A report released Thursday said that consuming pesticides "is among the most common methods of suicide globally, and is of particular concern in rural agricultural areas in the South-East Asia Region" in which it included India.
"Many suicides," the WHO said, "happen impulsively and, in such circumstances, easy access to a means of suicide-such as pesticides or firearms can make the difference as to whether a person lives or dies."
Globally, the report said, 800,000 people die by suicide every year and estimates that about 30 percent of them kill themselves by consuming pesticides, most of them in low and middle income countries.
"Pesticide restriction, though difficult, is often more feasible to implement than restricting other means of committing suicide and, therefore, would have major implications for prevention."
Suicide rates are highest in people aged 70 years and over and the second leading cause of death in youth aged 15 to 29 years globally.
"This report is a call for action to address a large public health problem which has been shrouded in taboo for far too long" said Margaret Chan, the director-general of WHO.
According to the report, the rate of suicides in India has come down between 2000 and 2012 by 9.2
percent, from 23.3 per thousand to 21.1. There was a steep fall of 19.1 percent, from 20.3 per thousand to 16.4 among women and 1.6 percent among men, from 26.2 per thousand to 25.8.
In 2012, 258,075 people in India committed suicide; of them, 158,098 were men and 99,977 women.

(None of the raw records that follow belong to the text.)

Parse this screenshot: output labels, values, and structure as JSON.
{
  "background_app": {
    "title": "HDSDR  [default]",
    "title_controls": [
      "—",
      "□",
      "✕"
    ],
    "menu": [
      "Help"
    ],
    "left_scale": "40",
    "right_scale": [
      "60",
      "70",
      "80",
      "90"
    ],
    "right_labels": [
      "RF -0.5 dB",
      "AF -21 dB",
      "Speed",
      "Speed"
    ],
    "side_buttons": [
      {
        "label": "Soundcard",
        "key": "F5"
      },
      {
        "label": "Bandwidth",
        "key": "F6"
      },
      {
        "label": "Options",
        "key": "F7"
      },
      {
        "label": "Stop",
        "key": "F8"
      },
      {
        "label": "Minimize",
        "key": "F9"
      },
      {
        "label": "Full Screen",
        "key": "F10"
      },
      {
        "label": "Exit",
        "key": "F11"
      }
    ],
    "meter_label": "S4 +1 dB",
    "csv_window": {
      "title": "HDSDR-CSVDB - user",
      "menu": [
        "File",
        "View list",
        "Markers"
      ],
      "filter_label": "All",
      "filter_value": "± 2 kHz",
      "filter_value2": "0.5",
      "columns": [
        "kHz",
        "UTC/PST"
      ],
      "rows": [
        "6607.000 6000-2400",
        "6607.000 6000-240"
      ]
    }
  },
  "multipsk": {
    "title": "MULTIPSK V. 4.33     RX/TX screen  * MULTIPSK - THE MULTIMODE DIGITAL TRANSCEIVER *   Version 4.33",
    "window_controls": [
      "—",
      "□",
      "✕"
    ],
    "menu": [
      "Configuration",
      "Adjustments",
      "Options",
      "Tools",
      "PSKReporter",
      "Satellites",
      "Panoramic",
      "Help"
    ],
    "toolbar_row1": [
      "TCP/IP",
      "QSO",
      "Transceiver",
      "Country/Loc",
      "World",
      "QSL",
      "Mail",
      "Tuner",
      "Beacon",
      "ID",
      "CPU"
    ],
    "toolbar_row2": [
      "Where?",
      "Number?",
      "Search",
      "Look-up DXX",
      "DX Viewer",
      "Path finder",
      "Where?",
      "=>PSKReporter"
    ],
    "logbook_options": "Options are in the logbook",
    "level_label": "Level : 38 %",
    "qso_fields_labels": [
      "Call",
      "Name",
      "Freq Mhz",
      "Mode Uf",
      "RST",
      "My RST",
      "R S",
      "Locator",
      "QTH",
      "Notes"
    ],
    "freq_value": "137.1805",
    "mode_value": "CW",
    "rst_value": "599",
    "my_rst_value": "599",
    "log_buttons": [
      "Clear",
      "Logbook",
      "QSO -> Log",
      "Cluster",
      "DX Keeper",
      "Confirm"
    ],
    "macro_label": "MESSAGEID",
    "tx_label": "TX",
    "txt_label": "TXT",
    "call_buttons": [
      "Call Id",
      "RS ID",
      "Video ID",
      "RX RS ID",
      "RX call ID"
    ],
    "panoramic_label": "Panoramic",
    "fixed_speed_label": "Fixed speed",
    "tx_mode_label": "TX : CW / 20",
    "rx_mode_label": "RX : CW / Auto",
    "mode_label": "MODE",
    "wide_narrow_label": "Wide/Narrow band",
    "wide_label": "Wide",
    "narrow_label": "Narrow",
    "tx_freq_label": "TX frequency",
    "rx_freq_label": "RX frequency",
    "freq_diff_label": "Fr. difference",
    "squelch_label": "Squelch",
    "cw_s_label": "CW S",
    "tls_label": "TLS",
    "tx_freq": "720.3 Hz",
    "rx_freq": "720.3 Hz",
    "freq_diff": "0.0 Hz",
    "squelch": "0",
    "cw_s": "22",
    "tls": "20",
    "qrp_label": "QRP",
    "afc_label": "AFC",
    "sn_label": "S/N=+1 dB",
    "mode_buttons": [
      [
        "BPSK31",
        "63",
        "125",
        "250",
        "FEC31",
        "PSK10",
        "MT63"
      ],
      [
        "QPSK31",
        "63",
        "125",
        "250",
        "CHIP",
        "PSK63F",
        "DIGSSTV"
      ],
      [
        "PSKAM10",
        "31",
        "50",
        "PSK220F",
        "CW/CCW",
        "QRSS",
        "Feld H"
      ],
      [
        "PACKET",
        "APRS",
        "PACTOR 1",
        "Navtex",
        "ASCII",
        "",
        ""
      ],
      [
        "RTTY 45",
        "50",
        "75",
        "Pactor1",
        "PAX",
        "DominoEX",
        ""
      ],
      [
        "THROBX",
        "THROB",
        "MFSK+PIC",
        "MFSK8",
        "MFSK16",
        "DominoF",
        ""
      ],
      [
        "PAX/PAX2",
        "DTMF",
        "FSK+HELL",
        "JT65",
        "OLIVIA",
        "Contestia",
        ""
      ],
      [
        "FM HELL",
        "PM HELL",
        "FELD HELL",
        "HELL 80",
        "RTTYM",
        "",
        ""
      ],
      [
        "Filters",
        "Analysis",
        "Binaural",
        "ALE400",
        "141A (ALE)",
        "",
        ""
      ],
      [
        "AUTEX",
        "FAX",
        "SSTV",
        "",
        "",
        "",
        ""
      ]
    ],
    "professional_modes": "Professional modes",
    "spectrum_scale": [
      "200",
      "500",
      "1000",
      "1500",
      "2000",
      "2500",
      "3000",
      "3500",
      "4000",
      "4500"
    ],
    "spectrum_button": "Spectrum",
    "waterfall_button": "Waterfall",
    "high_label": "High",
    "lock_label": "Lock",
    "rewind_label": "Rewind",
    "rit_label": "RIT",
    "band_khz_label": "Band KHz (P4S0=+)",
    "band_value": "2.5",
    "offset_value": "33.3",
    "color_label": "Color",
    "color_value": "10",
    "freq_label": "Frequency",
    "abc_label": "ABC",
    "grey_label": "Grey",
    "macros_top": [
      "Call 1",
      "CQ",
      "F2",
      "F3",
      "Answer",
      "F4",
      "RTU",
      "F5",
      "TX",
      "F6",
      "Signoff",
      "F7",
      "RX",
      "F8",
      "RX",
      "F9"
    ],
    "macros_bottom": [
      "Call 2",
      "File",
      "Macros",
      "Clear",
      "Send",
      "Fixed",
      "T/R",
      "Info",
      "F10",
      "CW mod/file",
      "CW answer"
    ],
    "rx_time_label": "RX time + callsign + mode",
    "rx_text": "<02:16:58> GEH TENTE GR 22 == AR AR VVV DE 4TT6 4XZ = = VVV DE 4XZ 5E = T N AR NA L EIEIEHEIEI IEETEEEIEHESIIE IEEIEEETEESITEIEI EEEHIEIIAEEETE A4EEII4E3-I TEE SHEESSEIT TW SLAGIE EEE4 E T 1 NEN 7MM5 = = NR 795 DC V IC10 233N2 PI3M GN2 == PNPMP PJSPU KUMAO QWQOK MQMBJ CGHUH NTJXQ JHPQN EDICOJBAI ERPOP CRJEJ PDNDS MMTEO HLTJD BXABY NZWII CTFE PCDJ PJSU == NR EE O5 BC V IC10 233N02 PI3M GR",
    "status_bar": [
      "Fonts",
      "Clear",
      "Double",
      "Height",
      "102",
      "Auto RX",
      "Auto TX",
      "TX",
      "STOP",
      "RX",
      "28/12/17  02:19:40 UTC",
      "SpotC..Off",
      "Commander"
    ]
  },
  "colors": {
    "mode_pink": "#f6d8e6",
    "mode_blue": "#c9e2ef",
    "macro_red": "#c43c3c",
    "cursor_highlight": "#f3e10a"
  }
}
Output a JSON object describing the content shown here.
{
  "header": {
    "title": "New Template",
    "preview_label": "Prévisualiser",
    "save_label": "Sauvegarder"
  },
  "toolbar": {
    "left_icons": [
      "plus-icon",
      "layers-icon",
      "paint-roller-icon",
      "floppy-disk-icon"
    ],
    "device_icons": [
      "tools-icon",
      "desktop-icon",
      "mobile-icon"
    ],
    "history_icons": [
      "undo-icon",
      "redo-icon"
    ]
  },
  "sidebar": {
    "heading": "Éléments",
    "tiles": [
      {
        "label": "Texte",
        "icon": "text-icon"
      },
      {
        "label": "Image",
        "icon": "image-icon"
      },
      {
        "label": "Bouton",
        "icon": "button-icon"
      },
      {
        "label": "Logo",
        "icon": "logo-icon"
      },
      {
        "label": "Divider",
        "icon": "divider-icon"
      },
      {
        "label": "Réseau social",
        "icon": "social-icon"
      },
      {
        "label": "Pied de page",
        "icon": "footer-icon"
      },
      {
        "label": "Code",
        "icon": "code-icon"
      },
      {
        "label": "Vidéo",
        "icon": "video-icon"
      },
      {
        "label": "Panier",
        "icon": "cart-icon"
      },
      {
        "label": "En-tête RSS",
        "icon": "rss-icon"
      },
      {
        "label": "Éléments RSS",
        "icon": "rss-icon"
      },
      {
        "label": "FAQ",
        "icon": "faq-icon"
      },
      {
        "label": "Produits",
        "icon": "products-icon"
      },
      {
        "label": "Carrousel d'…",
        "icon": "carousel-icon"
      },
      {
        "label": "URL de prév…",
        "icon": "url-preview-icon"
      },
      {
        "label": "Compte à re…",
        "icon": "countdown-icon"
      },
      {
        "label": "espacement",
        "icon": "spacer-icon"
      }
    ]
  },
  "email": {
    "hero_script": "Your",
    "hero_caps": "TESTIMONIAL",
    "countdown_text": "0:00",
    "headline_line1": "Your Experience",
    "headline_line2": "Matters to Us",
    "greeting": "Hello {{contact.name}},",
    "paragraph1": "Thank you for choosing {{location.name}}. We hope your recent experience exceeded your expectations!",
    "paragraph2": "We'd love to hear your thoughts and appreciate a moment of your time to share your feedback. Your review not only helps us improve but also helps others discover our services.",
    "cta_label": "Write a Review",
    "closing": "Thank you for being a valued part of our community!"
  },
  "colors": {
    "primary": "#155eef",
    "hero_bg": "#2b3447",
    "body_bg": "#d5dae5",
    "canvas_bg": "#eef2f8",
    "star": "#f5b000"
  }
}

The age group most vulnerable in India is 15 to 29 years, with a suicide rate of 35.5 per thousand. This age group has the highest rate for women - 36.1 per thousand, falling to 17.2 in the next age group of 30 to 49 years. However, for men the highest rate is in the 30 to 49 years age bracket - 38 per thousand; in 15 to 29 years group, the rate is 34.9.